By Claire West

The retail outlook for 2011 is bleak, with households feeling the squeeze and margins under severe pressure.

Andrew Goodwin, senior economic advisor to the Ernst & Young ITEM Club, comments on last week's retail sales figures:

These figures could have been a lot worse - the impact of the snow seems to have been mostly offset by VAT effect

Factoring in these figures, we expect the ONS to announce that GDP grew by 0.4% in Q4 next week

The retail outlook for 2011 is bleak, with households feeling the squeeze and margins under severe pressure

“On one hand these figures could have been a lot worse - when we had similar snow-related disruption last January the month-on-month decline in retail sales was much greater. But that has to be balanced by the fact that this was the final month before the VAT rise and we would usually expect that to have boosted sales.

“The sector breakdown gives a good idea of the impact of these issues. The impact of the snow is very apparent in the sharp declines in sales in the food and automotive fuel sectors. But the greater resilience of 'non-specialised stores' and, in particular, non-store retailers, suggests some powerful VAT effects. Indeed the very strong performance of internet retailers contradicts some of the earlier business surveys, in suggesting that, when faced with the bad weather and travel problems, many consumers turned to the internet to do their Christmas and sales shopping.

“It’s going to be difficult to gauge underlying trends until we have the January figures too, as snow and VAT could well have an opposite effect on the January data. In years gone by the MPC has regularly said that it is difficult to gain a true gauge of consumer strength around the Christmas and New Year period and that is even more the case this time given these temporary effects.

“These figures give us a better idea of what to expect when the Q4 GDP figures are published for the first time next week. It is clear that the snow has had some impact, particularly in the services sector, so we expect a softer reading than was reported for either Q2 or Q3. We're expecting to see quarterly growth of 0.4%.

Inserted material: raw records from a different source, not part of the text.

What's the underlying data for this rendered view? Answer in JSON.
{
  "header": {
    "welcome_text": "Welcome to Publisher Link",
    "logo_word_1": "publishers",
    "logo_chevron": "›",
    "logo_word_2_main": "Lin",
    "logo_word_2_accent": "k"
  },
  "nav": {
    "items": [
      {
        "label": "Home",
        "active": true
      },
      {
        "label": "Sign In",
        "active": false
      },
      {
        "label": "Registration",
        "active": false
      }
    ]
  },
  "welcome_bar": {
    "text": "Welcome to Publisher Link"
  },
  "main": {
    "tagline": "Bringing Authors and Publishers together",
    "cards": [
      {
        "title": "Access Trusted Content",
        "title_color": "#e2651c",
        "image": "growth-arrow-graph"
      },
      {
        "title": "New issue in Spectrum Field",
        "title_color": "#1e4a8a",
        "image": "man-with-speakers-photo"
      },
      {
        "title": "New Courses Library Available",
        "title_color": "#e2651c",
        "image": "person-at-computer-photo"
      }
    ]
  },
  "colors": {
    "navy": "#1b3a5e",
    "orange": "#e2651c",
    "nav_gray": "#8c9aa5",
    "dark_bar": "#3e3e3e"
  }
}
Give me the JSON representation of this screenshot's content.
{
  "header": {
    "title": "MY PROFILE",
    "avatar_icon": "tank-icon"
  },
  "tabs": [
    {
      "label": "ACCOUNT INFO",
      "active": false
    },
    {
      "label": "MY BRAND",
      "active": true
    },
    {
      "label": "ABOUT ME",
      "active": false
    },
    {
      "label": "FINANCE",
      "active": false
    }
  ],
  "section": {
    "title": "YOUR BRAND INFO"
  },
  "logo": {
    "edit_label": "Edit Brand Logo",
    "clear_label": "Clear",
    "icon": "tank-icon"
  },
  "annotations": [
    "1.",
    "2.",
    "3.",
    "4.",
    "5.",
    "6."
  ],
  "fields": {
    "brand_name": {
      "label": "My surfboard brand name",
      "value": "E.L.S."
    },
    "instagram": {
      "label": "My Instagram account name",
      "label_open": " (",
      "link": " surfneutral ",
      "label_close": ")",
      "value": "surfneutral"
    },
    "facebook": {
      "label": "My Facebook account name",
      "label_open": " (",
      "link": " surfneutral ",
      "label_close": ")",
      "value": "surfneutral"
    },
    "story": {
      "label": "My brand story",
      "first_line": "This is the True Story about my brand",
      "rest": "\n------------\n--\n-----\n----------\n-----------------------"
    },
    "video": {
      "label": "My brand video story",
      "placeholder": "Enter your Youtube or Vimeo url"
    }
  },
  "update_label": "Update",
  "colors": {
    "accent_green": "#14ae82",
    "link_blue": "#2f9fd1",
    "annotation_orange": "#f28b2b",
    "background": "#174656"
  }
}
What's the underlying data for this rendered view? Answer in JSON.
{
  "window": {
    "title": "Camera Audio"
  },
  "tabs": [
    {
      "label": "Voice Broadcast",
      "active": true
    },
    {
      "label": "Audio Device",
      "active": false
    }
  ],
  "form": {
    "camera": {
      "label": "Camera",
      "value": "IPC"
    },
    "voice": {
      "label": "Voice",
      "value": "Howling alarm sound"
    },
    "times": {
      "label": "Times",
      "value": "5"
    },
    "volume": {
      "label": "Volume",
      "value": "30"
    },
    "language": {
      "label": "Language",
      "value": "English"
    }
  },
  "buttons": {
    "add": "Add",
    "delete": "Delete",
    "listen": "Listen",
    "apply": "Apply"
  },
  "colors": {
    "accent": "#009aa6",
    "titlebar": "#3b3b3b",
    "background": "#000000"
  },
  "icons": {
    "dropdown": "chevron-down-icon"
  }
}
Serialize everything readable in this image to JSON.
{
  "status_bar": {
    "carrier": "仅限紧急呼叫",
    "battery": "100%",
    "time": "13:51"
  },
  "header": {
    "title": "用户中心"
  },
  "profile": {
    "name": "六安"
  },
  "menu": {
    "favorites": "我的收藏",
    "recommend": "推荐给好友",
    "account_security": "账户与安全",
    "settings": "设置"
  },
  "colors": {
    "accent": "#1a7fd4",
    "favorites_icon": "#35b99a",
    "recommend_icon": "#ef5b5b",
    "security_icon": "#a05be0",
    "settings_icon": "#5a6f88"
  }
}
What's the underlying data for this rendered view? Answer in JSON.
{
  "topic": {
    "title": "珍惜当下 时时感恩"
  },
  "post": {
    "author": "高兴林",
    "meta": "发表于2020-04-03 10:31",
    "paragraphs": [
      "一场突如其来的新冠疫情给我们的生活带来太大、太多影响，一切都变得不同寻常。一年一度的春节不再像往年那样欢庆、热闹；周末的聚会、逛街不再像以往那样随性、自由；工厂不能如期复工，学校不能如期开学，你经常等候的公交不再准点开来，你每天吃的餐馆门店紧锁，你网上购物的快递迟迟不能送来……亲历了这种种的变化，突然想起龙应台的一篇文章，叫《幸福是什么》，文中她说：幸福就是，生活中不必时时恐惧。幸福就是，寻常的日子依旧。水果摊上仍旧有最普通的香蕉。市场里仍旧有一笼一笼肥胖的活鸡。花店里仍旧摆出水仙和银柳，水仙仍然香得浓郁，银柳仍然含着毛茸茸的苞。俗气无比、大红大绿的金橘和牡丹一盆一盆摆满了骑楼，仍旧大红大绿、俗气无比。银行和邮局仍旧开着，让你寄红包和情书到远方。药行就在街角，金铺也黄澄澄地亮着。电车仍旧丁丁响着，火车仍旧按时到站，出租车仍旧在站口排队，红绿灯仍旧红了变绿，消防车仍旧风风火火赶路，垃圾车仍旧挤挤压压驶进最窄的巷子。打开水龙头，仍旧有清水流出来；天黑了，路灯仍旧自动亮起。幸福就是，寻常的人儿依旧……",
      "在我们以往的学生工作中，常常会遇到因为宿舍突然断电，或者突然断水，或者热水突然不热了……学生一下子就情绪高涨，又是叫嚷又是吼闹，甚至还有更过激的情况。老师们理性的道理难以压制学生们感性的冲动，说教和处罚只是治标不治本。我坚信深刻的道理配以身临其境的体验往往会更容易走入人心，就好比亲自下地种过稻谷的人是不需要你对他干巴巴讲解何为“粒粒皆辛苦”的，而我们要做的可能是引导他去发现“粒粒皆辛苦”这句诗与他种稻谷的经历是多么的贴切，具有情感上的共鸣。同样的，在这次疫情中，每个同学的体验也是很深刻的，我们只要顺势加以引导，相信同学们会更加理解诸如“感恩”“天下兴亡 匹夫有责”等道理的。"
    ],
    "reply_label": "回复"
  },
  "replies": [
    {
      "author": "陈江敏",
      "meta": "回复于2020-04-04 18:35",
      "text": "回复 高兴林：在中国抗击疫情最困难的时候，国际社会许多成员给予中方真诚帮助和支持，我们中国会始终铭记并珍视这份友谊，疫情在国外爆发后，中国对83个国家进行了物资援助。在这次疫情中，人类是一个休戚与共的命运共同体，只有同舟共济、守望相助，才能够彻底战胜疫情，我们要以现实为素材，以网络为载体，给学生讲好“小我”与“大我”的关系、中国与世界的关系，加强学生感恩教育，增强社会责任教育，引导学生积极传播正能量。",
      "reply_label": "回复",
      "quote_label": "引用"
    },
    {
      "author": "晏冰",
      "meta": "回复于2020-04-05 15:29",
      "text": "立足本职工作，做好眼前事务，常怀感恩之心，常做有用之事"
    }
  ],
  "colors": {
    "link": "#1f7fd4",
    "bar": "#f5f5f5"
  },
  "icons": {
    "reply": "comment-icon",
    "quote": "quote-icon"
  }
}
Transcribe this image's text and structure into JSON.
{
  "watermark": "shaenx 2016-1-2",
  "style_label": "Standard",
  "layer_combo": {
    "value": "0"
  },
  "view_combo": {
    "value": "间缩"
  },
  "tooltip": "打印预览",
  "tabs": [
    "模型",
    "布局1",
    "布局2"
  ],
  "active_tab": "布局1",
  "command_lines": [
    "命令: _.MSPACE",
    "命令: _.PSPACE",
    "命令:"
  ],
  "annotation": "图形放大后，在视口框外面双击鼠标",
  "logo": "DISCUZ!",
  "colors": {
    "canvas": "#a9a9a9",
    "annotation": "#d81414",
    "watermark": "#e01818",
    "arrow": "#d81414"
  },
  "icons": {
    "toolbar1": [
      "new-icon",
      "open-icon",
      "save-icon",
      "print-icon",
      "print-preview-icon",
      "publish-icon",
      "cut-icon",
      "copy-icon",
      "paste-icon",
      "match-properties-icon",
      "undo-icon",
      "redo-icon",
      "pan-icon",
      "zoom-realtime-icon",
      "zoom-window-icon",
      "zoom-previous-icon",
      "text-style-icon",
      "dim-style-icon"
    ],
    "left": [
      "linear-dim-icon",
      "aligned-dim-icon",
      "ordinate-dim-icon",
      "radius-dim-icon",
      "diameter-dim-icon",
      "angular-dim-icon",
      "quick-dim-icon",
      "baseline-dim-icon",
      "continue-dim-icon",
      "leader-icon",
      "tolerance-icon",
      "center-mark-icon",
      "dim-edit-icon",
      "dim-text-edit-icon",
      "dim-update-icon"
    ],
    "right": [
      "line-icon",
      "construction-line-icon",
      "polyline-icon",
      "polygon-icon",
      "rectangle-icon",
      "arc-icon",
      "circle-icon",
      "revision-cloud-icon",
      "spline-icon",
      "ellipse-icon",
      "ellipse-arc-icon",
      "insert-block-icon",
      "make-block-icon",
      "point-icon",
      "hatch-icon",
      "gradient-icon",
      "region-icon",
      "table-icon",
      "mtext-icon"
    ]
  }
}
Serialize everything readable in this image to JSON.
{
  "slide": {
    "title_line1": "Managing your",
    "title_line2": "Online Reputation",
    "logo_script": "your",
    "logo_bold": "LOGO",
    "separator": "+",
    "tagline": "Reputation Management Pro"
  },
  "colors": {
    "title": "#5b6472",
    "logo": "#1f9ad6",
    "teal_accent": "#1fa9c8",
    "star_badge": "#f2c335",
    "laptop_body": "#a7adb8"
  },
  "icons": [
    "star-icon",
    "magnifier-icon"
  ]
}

“2011 is going to be a very challenging year for retailers. Surging inflation is intensifying the squeeze on households' spending power, and falling real wages is likely to be a feature throughout this year. The pressures on households will become even greater in April when they will also have to deal with an increase in personal taxation when employees' National Insurance Contributions increase. When you also factor in the fact that despite increasing prices, the scale of input cost inflation is still eating into margins, its clear that life is going to be very tough on the high street."